[[ Material supplied open ]]
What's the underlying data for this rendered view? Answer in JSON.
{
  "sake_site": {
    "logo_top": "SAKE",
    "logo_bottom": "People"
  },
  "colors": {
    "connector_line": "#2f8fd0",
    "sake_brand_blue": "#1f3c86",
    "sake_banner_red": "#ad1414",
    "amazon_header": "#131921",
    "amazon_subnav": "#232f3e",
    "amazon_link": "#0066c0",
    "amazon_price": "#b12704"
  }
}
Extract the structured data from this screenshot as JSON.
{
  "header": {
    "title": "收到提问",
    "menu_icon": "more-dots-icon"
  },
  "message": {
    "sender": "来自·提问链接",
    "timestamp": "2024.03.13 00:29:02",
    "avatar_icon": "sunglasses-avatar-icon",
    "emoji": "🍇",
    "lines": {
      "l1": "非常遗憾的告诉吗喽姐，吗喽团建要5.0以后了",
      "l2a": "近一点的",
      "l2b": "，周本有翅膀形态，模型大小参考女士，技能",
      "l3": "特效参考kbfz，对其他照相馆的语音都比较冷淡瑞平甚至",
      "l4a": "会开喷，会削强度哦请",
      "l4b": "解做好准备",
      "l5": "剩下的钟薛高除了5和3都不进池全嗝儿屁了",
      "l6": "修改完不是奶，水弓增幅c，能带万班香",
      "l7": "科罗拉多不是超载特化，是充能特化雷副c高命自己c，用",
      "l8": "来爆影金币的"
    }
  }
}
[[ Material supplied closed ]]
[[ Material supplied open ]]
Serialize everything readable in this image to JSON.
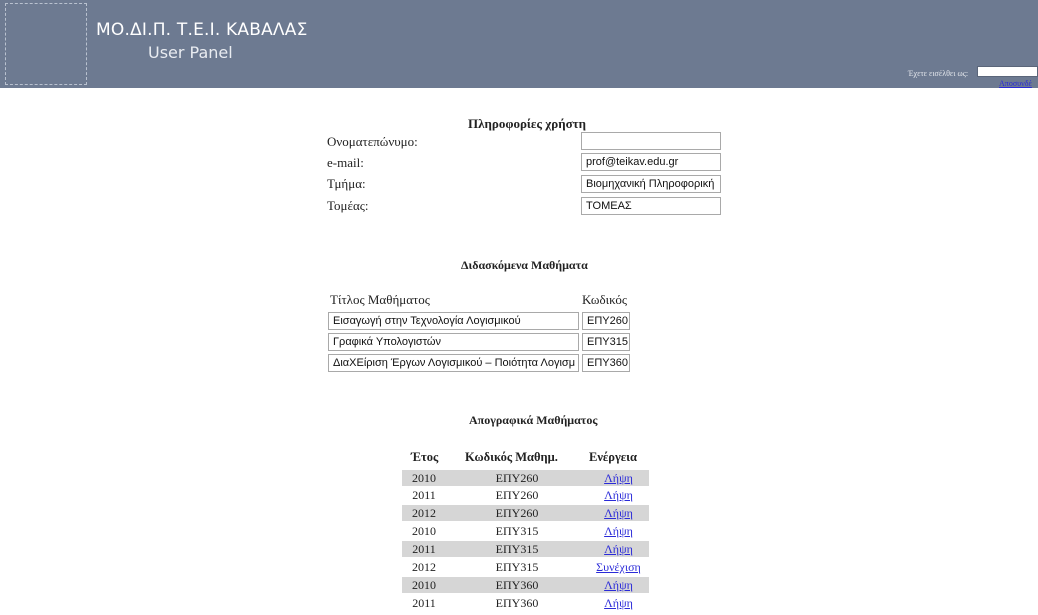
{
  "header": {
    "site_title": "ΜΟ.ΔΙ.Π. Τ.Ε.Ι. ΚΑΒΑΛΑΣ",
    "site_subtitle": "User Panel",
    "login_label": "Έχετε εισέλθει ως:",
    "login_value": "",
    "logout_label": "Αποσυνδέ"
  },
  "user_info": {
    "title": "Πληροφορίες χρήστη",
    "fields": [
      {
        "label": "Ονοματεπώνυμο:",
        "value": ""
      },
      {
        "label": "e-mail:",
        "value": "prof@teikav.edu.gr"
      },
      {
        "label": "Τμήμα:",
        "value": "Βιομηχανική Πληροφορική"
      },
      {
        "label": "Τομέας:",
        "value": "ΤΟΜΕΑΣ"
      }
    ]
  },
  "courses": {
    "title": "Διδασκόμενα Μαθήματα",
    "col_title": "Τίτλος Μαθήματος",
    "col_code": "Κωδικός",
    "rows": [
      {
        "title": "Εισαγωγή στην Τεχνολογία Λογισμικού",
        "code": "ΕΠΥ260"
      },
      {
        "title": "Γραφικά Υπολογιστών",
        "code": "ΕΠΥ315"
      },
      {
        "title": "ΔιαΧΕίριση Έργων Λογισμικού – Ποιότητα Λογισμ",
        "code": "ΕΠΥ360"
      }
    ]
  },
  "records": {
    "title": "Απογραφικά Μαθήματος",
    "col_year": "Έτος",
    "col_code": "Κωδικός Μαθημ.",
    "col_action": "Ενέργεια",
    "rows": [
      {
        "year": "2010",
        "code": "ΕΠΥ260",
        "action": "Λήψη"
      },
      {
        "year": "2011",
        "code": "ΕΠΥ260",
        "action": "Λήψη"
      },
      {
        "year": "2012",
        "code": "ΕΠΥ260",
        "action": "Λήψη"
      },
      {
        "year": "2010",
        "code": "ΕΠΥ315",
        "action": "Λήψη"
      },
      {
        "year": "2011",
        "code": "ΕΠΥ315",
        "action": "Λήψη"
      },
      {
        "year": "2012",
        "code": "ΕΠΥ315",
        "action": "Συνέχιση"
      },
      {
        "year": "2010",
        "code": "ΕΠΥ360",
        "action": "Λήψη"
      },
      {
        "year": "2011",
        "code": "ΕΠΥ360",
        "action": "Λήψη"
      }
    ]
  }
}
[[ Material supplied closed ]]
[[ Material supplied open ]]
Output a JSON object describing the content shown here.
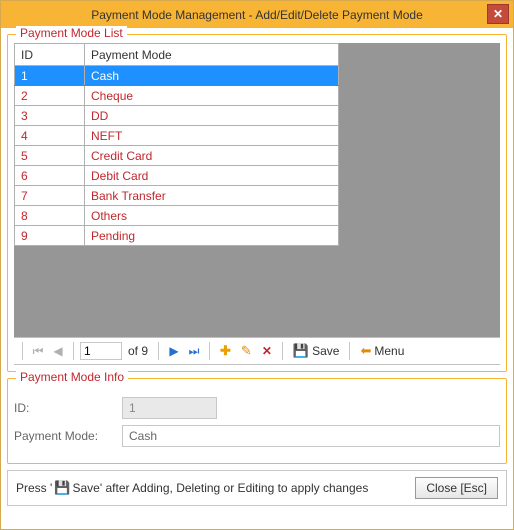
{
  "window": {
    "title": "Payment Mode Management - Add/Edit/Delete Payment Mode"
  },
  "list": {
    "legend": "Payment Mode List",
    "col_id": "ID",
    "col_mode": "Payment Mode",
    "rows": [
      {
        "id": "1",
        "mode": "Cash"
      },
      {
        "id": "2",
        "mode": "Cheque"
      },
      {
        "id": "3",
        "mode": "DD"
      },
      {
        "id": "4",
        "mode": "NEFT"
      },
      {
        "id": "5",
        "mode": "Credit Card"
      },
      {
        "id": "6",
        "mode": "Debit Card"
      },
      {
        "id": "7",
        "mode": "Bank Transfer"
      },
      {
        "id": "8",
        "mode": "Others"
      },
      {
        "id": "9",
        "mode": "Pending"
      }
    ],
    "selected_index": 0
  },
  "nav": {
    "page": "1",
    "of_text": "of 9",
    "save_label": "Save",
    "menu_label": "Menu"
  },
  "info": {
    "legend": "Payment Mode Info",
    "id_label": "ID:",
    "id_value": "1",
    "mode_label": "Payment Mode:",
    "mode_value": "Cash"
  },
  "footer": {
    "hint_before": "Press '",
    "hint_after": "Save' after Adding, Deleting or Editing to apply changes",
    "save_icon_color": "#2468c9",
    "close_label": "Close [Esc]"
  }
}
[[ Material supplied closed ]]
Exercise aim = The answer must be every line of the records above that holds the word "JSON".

Result of this exercise =
What's the underlying data for this rendered view? Answer in JSON.
Extract the structured data from this screenshot as JSON.
Serialize everything readable in this image to JSON.
Output a JSON object describing the content shown here.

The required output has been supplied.